EXERCISE DIRECTIONS:
Search the material and gather each line with "Version" in it.

= Beginning of Section =

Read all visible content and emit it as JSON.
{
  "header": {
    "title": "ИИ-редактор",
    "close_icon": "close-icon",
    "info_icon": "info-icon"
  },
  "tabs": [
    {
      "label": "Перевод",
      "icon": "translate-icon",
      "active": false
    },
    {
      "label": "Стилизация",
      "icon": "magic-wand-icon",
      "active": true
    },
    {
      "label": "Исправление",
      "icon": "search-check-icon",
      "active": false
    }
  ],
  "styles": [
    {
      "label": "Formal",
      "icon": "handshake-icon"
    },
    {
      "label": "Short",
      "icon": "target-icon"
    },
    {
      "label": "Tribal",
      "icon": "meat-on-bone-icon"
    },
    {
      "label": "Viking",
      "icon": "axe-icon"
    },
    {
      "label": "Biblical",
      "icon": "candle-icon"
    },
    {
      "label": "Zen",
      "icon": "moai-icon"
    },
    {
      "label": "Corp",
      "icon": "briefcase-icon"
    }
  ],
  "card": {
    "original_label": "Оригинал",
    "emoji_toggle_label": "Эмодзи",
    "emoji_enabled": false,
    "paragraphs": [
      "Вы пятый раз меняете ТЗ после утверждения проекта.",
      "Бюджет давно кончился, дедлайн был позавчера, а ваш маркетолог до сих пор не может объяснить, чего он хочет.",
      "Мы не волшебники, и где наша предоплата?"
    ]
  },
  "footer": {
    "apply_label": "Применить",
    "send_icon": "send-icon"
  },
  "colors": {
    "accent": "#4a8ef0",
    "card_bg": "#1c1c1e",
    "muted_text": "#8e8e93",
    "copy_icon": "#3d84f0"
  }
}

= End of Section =
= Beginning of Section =

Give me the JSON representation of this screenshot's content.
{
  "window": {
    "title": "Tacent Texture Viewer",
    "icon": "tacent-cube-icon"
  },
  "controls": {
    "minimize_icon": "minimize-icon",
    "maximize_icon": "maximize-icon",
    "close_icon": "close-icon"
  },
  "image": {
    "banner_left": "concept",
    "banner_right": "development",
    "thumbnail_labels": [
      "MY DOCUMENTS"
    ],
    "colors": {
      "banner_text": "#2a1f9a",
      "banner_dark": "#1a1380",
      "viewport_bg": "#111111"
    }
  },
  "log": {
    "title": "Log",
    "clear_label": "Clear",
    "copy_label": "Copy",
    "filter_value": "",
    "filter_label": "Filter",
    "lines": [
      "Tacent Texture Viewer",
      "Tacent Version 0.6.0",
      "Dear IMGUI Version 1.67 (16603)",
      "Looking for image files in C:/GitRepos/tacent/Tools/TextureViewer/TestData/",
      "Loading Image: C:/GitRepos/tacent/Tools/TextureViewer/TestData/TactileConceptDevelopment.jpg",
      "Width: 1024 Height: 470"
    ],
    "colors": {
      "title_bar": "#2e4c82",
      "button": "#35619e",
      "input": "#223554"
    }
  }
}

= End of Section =

SOLUTION TO THIS TASK:
      "Tacent Version 0.6.0",
      "Dear IMGUI Version 1.67 (16603)",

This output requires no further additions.